This content should be relevant for surrounding villages, towns and cities particularly : Runcton Holme, West Lynn, Long Sutton, Sutton Bridge, Heacham, Tilney All Saints, Terrington St Clement, Hunstanton, West Bilney, West Winch, North Wootton, Walpole Cross Keys, Fair Green, Dersingham, Snettisham, East Winch, Tower End, Downham Market, Watlington, Babingley, North Runcton, Clenchwarden, Wiggenhall St Peter, South Wootton, Tottenhill Row, Hillington, Lutton, Castle Rising, Gaywood, Gayton, Leziate, West Newton, Ashwicken, Bawsey, Middleton, Tottenhill, Ingoldisthorpe, Saddle Bow, Sandringham, Setchey . HTML SITEMAP - WEATHER

If you find you took pleasure in this information and guide to Kings Lynn, East Anglia, then you may well also find a few of our other town and resort guides invaluable, possibly our website on Wymondham (Norfolk), or even maybe our website about Maidenhead (Berkshire). To go to these web sites, click on on the relevant village or town name.
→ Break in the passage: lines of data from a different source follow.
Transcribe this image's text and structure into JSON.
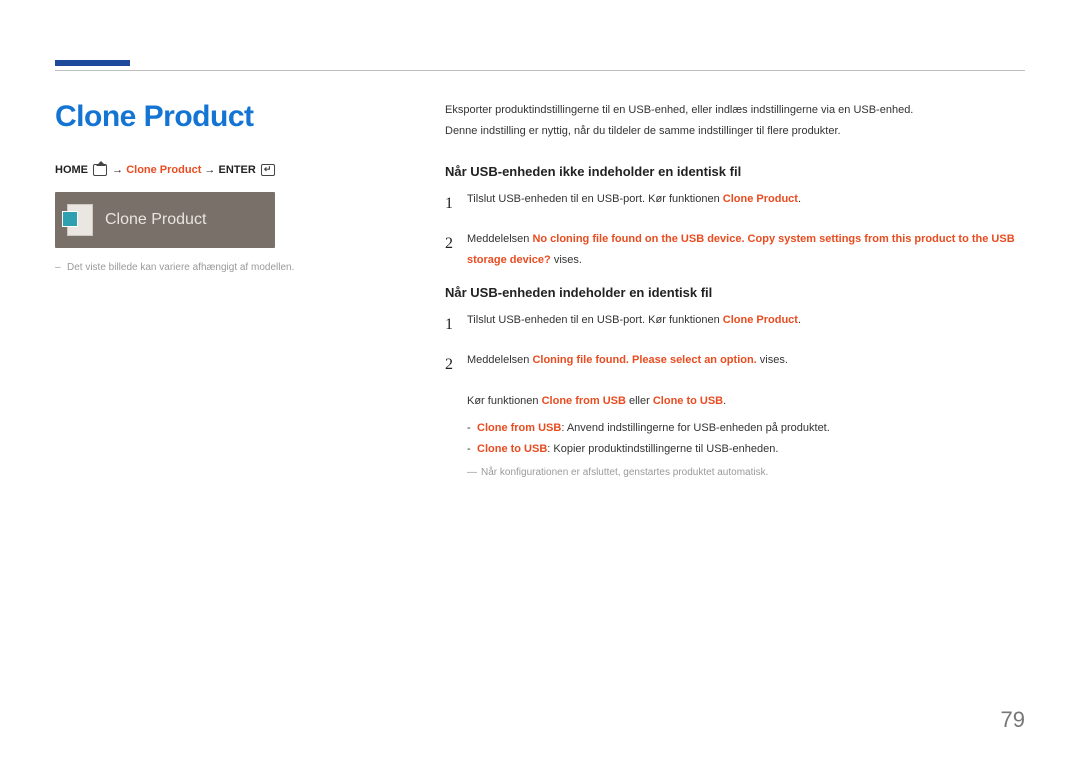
{
  "title": "Clone Product",
  "breadcrumb": {
    "home": "HOME",
    "arrow1": " → ",
    "clone": "Clone Product",
    "arrow2": " → ",
    "enter": "ENTER"
  },
  "preview_label": "Clone Product",
  "image_note": "Det viste billede kan variere afhængigt af modellen.",
  "intro_line1": "Eksporter produktindstillingerne til en USB-enhed, eller indlæs indstillingerne via en USB-enhed.",
  "intro_line2": "Denne indstilling er nyttig, når du tildeler de samme indstillinger til flere produkter.",
  "section1": {
    "heading": "Når USB-enheden ikke indeholder en identisk fil",
    "steps": [
      {
        "num": "1",
        "pre": "Tilslut USB-enheden til en USB-port. Kør funktionen ",
        "hl": "Clone Product",
        "post": "."
      },
      {
        "num": "2",
        "pre": "Meddelelsen ",
        "hl": "No cloning file found on the USB device. Copy system settings from this product to the USB storage device?",
        "post": " vises."
      }
    ]
  },
  "section2": {
    "heading": "Når USB-enheden indeholder en identisk fil",
    "steps": [
      {
        "num": "1",
        "pre": "Tilslut USB-enheden til en USB-port. Kør funktionen ",
        "hl": "Clone Product",
        "post": "."
      },
      {
        "num": "2",
        "pre": "Meddelelsen ",
        "hl": "Cloning file found. Please select an option.",
        "post": " vises."
      }
    ],
    "run_pre": "Kør funktionen ",
    "run_a": "Clone from USB",
    "run_mid": " eller ",
    "run_b": "Clone to USB",
    "run_post": ".",
    "items": [
      {
        "hl": "Clone from USB",
        "text": ": Anvend indstillingerne for USB-enheden på produktet."
      },
      {
        "hl": "Clone to USB",
        "text": ": Kopier produktindstillingerne til USB-enheden."
      }
    ],
    "footnote": "Når konfigurationen er afsluttet, genstartes produktet automatisk."
  },
  "page_number": "79"
}
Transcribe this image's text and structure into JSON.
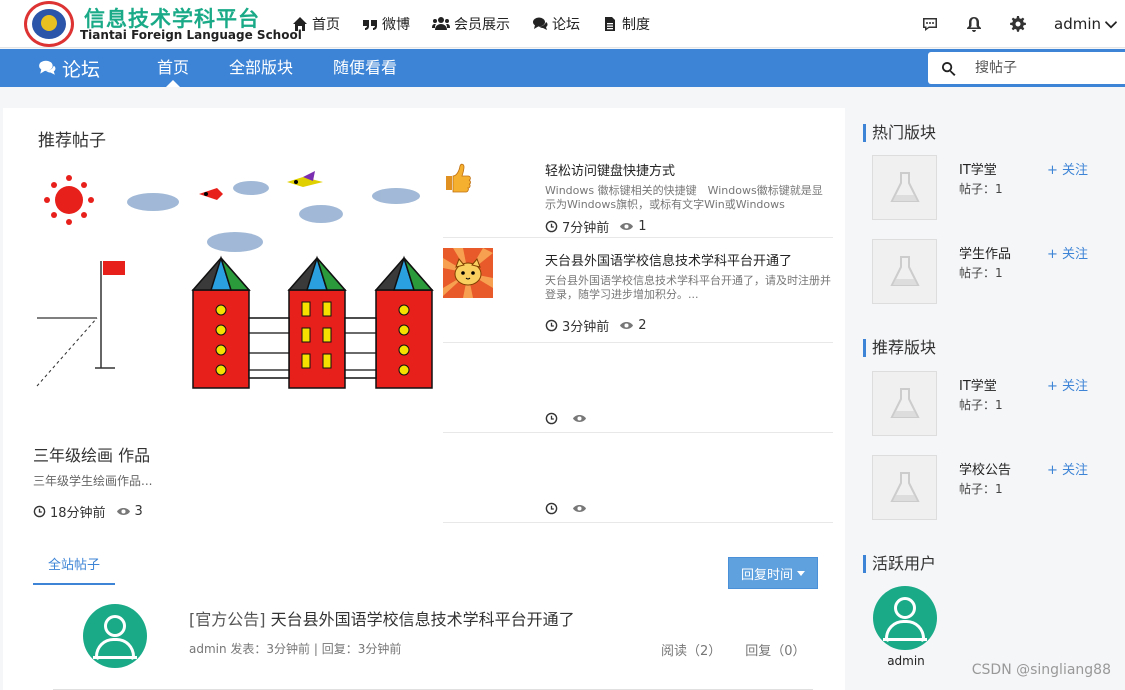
{
  "logo": {
    "cn": "信息技术学科平台",
    "en": "Tiantai Foreign Language School"
  },
  "menu": [
    {
      "label": "首页",
      "icon": "home-icon"
    },
    {
      "label": "微博",
      "icon": "quote-icon"
    },
    {
      "label": "会员展示",
      "icon": "users-icon"
    },
    {
      "label": "论坛",
      "icon": "comments-icon"
    },
    {
      "label": "制度",
      "icon": "document-icon"
    }
  ],
  "user": {
    "name": "admin"
  },
  "subnav": {
    "title": "论坛",
    "links": [
      "首页",
      "全部版块",
      "随便看看"
    ]
  },
  "search": {
    "placeholder": "搜帖子"
  },
  "recommended": {
    "title": "推荐帖子",
    "featured": {
      "title": "三年级绘画 作品",
      "desc": "三年级学生绘画作品...",
      "time": "18分钟前",
      "views": "3"
    },
    "posts": [
      {
        "title": "轻松访问键盘快捷方式",
        "desc": "Windows 徽标键相关的快捷键　Windows徽标键就是显示为Windows旗帜，或标有文字Win或Windows",
        "time": "7分钟前",
        "views": "1",
        "thumb": "thumbs-up-icon"
      },
      {
        "title": "天台县外国语学校信息技术学科平台开通了",
        "desc": "天台县外国语学校信息技术学科平台开通了，请及时注册并登录，随学习进步增加积分。...",
        "time": "3分钟前",
        "views": "2",
        "thumb": "cartoon-cat-image"
      },
      {
        "title": "",
        "desc": "",
        "time": "",
        "views": ""
      },
      {
        "title": "",
        "desc": "",
        "time": "",
        "views": ""
      }
    ]
  },
  "threads": {
    "tab": "全站帖子",
    "sort": "回复时间",
    "items": [
      {
        "tag": "[官方公告]",
        "title": "天台县外国语学校信息技术学科平台开通了",
        "info": "admin 发表：3分钟前 | 回复：3分钟前",
        "reads": "阅读（2）",
        "replies": "回复（0）"
      }
    ]
  },
  "sidebar": {
    "hot": {
      "title": "热门版块",
      "items": [
        {
          "name": "IT学堂",
          "count": "帖子：1",
          "follow": "+ 关注"
        },
        {
          "name": "学生作品",
          "count": "帖子：1",
          "follow": "+ 关注"
        }
      ]
    },
    "recommended": {
      "title": "推荐版块",
      "items": [
        {
          "name": "IT学堂",
          "count": "帖子：1",
          "follow": "+ 关注"
        },
        {
          "name": "学校公告",
          "count": "帖子：1",
          "follow": "+ 关注"
        }
      ]
    },
    "active": {
      "title": "活跃用户",
      "users": [
        {
          "name": "admin"
        }
      ]
    }
  },
  "watermark": "CSDN @singliang88",
  "colors": {
    "primary": "#3d84d6",
    "avatar": "#1aaa88",
    "logo_text": "#1aaa88"
  }
}
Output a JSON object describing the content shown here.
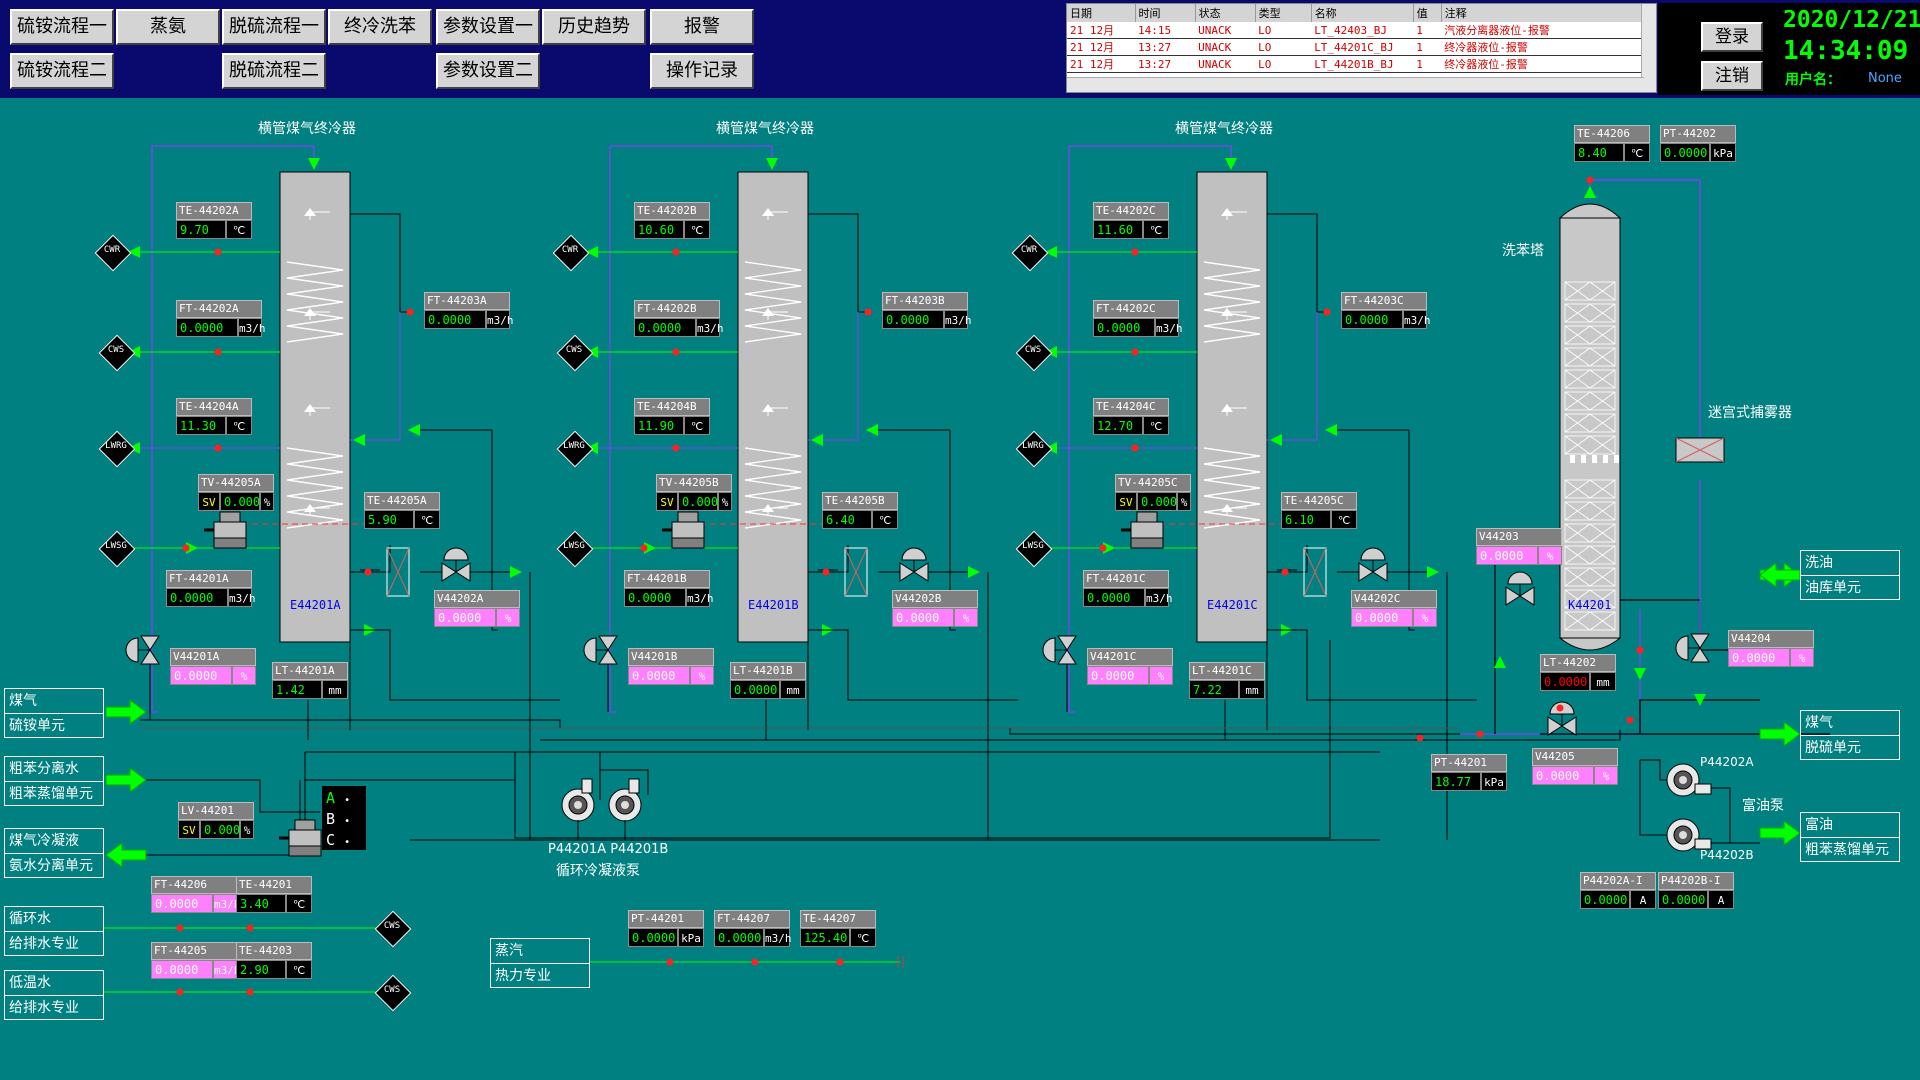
{
  "nav": {
    "row1": [
      "硫铵流程一",
      "蒸氨",
      "脱硫流程一",
      "终冷洗苯",
      "参数设置一",
      "历史趋势",
      "报警"
    ],
    "row2": [
      "硫铵流程二",
      "脱硫流程二",
      "参数设置二",
      "操作记录"
    ]
  },
  "alarm": {
    "headers": [
      "日期",
      "时间",
      "状态",
      "类型",
      "名称",
      "值",
      "注释"
    ],
    "rows": [
      [
        "21 12月",
        "14:15",
        "UNACK",
        "LO",
        "LT_42403_BJ",
        "1",
        "汽液分离器液位-报警"
      ],
      [
        "21 12月",
        "13:27",
        "UNACK",
        "LO",
        "LT_44201C_BJ",
        "1",
        "终冷器液位-报警"
      ],
      [
        "21 12月",
        "13:27",
        "UNACK",
        "LO",
        "LT_44201B_BJ",
        "1",
        "终冷器液位-报警"
      ]
    ]
  },
  "status": {
    "login": "登录",
    "logout": "注销",
    "date": "2020/12/21",
    "time": "14:34:09",
    "user_label": "用户名：",
    "user_value": "None"
  },
  "titles": {
    "coolerA": "横管煤气终冷器",
    "coolerB": "横管煤气终冷器",
    "coolerC": "横管煤气终冷器",
    "tower": "洗苯塔",
    "demister": "迷宫式捕雾器",
    "pump_names": "P44201A P44201B",
    "pump_desc": "循环冷凝液泵",
    "p44202a": "P44202A",
    "p44202b": "P44202B",
    "rich_pump": "富油泵"
  },
  "equip": {
    "eA": "E44201A",
    "eB": "E44201B",
    "eC": "E44201C",
    "k": "K44201",
    "abc": [
      "A",
      "B",
      "C"
    ]
  },
  "markers": {
    "cwr": "CWR",
    "cws": "CWS",
    "lwrg": "LWRG",
    "lwsg": "LWSG"
  },
  "boxes": {
    "meiqi_left": [
      "煤气",
      "硫铵单元"
    ],
    "cuben": [
      "粗苯分离水",
      "粗苯蒸馏单元"
    ],
    "lengning": [
      "煤气冷凝液",
      "氨水分离单元"
    ],
    "xunhuan": [
      "循环水",
      "给排水专业"
    ],
    "diwen": [
      "低温水",
      "给排水专业"
    ],
    "zhengqi": [
      "蒸汽",
      "热力专业"
    ],
    "xiyou": [
      "洗油",
      "油库单元"
    ],
    "meiqi_right": [
      "煤气",
      "脱硫单元"
    ],
    "fuyou": [
      "富油",
      "粗苯蒸馏单元"
    ]
  },
  "tags": {
    "te44202a": {
      "name": "TE-44202A",
      "value": "9.70",
      "unit": "℃"
    },
    "ft44202a": {
      "name": "FT-44202A",
      "value": "0.0000",
      "unit": "m3/h"
    },
    "te44204a": {
      "name": "TE-44204A",
      "value": "11.30",
      "unit": "℃"
    },
    "tv44205a": {
      "name": "TV-44205A",
      "sv": "SV",
      "value": "0.0000",
      "unit": "%"
    },
    "ft44201a": {
      "name": "FT-44201A",
      "value": "0.0000",
      "unit": "m3/h"
    },
    "te44205a": {
      "name": "TE-44205A",
      "value": "5.90",
      "unit": "℃"
    },
    "ft44203a": {
      "name": "FT-44203A",
      "value": "0.0000",
      "unit": "m3/h"
    },
    "v44202a": {
      "name": "V44202A",
      "value": "0.0000",
      "unit": "%"
    },
    "v44201a": {
      "name": "V44201A",
      "value": "0.0000",
      "unit": "%"
    },
    "lt44201a": {
      "name": "LT-44201A",
      "value": "1.42",
      "unit": "mm"
    },
    "te44202b": {
      "name": "TE-44202B",
      "value": "10.60",
      "unit": "℃"
    },
    "ft44202b": {
      "name": "FT-44202B",
      "value": "0.0000",
      "unit": "m3/h"
    },
    "te44204b": {
      "name": "TE-44204B",
      "value": "11.90",
      "unit": "℃"
    },
    "tv44205b": {
      "name": "TV-44205B",
      "sv": "SV",
      "value": "0.0000",
      "unit": "%"
    },
    "ft44201b": {
      "name": "FT-44201B",
      "value": "0.0000",
      "unit": "m3/h"
    },
    "te44205b": {
      "name": "TE-44205B",
      "value": "6.40",
      "unit": "℃"
    },
    "ft44203b": {
      "name": "FT-44203B",
      "value": "0.0000",
      "unit": "m3/h"
    },
    "v44202b": {
      "name": "V44202B",
      "value": "0.0000",
      "unit": "%"
    },
    "v44201b": {
      "name": "V44201B",
      "value": "0.0000",
      "unit": "%"
    },
    "lt44201b": {
      "name": "LT-44201B",
      "value": "0.0000",
      "unit": "mm"
    },
    "te44202c": {
      "name": "TE-44202C",
      "value": "11.60",
      "unit": "℃"
    },
    "ft44202c": {
      "name": "FT-44202C",
      "value": "0.0000",
      "unit": "m3/h"
    },
    "te44204c": {
      "name": "TE-44204C",
      "value": "12.70",
      "unit": "℃"
    },
    "tv44205c": {
      "name": "TV-44205C",
      "sv": "SV",
      "value": "0.0000",
      "unit": "%"
    },
    "ft44201c": {
      "name": "FT-44201C",
      "value": "0.0000",
      "unit": "m3/h"
    },
    "te44205c": {
      "name": "TE-44205C",
      "value": "6.10",
      "unit": "℃"
    },
    "ft44203c": {
      "name": "FT-44203C",
      "value": "0.0000",
      "unit": "m3/h"
    },
    "v44202c": {
      "name": "V44202C",
      "value": "0.0000",
      "unit": "%"
    },
    "v44201c": {
      "name": "V44201C",
      "value": "0.0000",
      "unit": "%"
    },
    "lt44201c": {
      "name": "LT-44201C",
      "value": "7.22",
      "unit": "mm"
    },
    "te44206": {
      "name": "TE-44206",
      "value": "8.40",
      "unit": "℃"
    },
    "pt44202": {
      "name": "PT-44202",
      "value": "0.0000",
      "unit": "kPa"
    },
    "v44203": {
      "name": "V44203",
      "value": "0.0000",
      "unit": "%"
    },
    "v44204": {
      "name": "V44204",
      "value": "0.0000",
      "unit": "%"
    },
    "lt44202": {
      "name": "LT-44202",
      "value": "0.0000",
      "unit": "mm"
    },
    "v44205": {
      "name": "V44205",
      "value": "0.0000",
      "unit": "%"
    },
    "pt44201": {
      "name": "PT-44201",
      "value": "18.77",
      "unit": "kPa"
    },
    "p44202ai": {
      "name": "P44202A-I",
      "value": "0.0000",
      "unit": "A"
    },
    "p44202bi": {
      "name": "P44202B-I",
      "value": "0.0000",
      "unit": "A"
    },
    "lv44201": {
      "name": "LV-44201",
      "sv": "SV",
      "value": "0.0000",
      "unit": "%"
    },
    "ft44206": {
      "name": "FT-44206",
      "value": "0.0000",
      "unit": "m3/h"
    },
    "te44201": {
      "name": "TE-44201",
      "value": "3.40",
      "unit": "℃"
    },
    "ft44205": {
      "name": "FT-44205",
      "value": "0.0000",
      "unit": "m3/h"
    },
    "te44203": {
      "name": "TE-44203",
      "value": "2.90",
      "unit": "℃"
    },
    "pt44201s": {
      "name": "PT-44201",
      "value": "0.0000",
      "unit": "kPa"
    },
    "ft44207": {
      "name": "FT-44207",
      "value": "0.0000",
      "unit": "m3/h"
    },
    "te44207": {
      "name": "TE-44207",
      "value": "125.40",
      "unit": "℃"
    }
  }
}
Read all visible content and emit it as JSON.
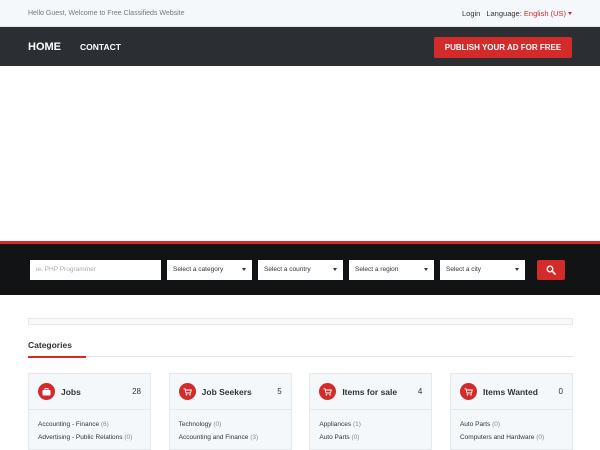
{
  "topbar": {
    "welcome": "Hello Guest, Welcome to Free Classifieds Website",
    "login": "Login",
    "language_label": "Language:",
    "language_value": "English (US)"
  },
  "nav": {
    "home": "HOME",
    "contact": "CONTACT",
    "publish": "PUBLISH YOUR AD FOR FREE"
  },
  "search": {
    "placeholder": "ie. PHP Programmer",
    "category": "Select a category",
    "country": "Select a country",
    "region": "Select a region",
    "city": "Select a city"
  },
  "categories": {
    "title": "Categories",
    "cards": [
      {
        "name": "Jobs",
        "count": "28",
        "icon": "briefcase-icon",
        "items": [
          {
            "label": "Accounting - Finance",
            "count": "(6)"
          },
          {
            "label": "Advertising - Public Relations",
            "count": "(0)"
          }
        ]
      },
      {
        "name": "Job Seekers",
        "count": "5",
        "icon": "cart-icon",
        "items": [
          {
            "label": "Technology",
            "count": "(0)"
          },
          {
            "label": "Accounting and Finance",
            "count": "(3)"
          }
        ]
      },
      {
        "name": "Items for sale",
        "count": "4",
        "icon": "cart-icon",
        "items": [
          {
            "label": "Appliances",
            "count": "(1)"
          },
          {
            "label": "Auto Parts",
            "count": "(0)"
          }
        ]
      },
      {
        "name": "Items Wanted",
        "count": "0",
        "icon": "cart-icon",
        "items": [
          {
            "label": "Auto Parts",
            "count": "(0)"
          },
          {
            "label": "Computers and Hardware",
            "count": "(0)"
          }
        ]
      }
    ]
  },
  "colors": {
    "accent": "#d32a2a",
    "nav_bg": "#2b2f33",
    "search_bg": "#111314"
  }
}
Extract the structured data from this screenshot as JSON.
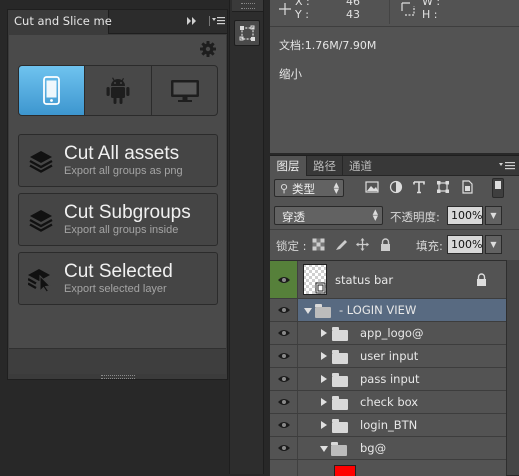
{
  "slice_panel": {
    "tab_title": "Cut and Slice me",
    "platforms": [
      {
        "name": "ios",
        "icon": "phone-icon",
        "selected": true
      },
      {
        "name": "android",
        "icon": "android-icon",
        "selected": false
      },
      {
        "name": "desktop",
        "icon": "monitor-icon",
        "selected": false
      }
    ],
    "buttons": [
      {
        "title": "Cut All assets",
        "subtitle": "Export all groups as png",
        "icon": "layers-stack-icon"
      },
      {
        "title": "Cut Subgroups",
        "subtitle": "Export all groups inside",
        "icon": "layers-stack-icon"
      },
      {
        "title": "Cut Selected",
        "subtitle": "Export selected layer",
        "icon": "layers-cursor-icon"
      }
    ],
    "accent_color": "#4aa7df"
  },
  "info_panel": {
    "x_label": "X :",
    "x_value": "46",
    "y_label": "Y :",
    "y_value": "43",
    "w_label": "W :",
    "h_label": "H :",
    "doc_size": "文档:1.76M/7.90M",
    "zoom_text": "缩小"
  },
  "layers_panel": {
    "tabs": [
      "图层",
      "路径",
      "通道"
    ],
    "filter_type": "类型",
    "blend_mode": "穿透",
    "opacity_label": "不透明度:",
    "opacity_value": "100%",
    "lock_label": "锁定 :",
    "fill_label": "填充:",
    "fill_value": "100%",
    "layers": [
      {
        "name": "status bar",
        "kind": "smart-object",
        "visible": true,
        "locked": true
      },
      {
        "name": "- LOGIN VIEW",
        "kind": "group",
        "expanded": true,
        "selected": true,
        "visible": true
      },
      {
        "name": "app_logo@",
        "kind": "group",
        "expanded": false,
        "visible": true
      },
      {
        "name": "user input",
        "kind": "group",
        "expanded": false,
        "visible": true
      },
      {
        "name": "pass input",
        "kind": "group",
        "expanded": false,
        "visible": true
      },
      {
        "name": "check box",
        "kind": "group",
        "expanded": false,
        "visible": true
      },
      {
        "name": "login_BTN",
        "kind": "group",
        "expanded": false,
        "visible": true
      },
      {
        "name": "bg@",
        "kind": "group",
        "expanded": true,
        "visible": true
      }
    ],
    "selected_row_color": "#586a81",
    "visible_highlight_color": "#56803a",
    "bg_layer_swatch": "#ff0000"
  }
}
Hopefully we will see you back again some time in the near future. Similar locations to check out in East Anglia include Great Yarmouth, Norwich and Heacham (Norfolk).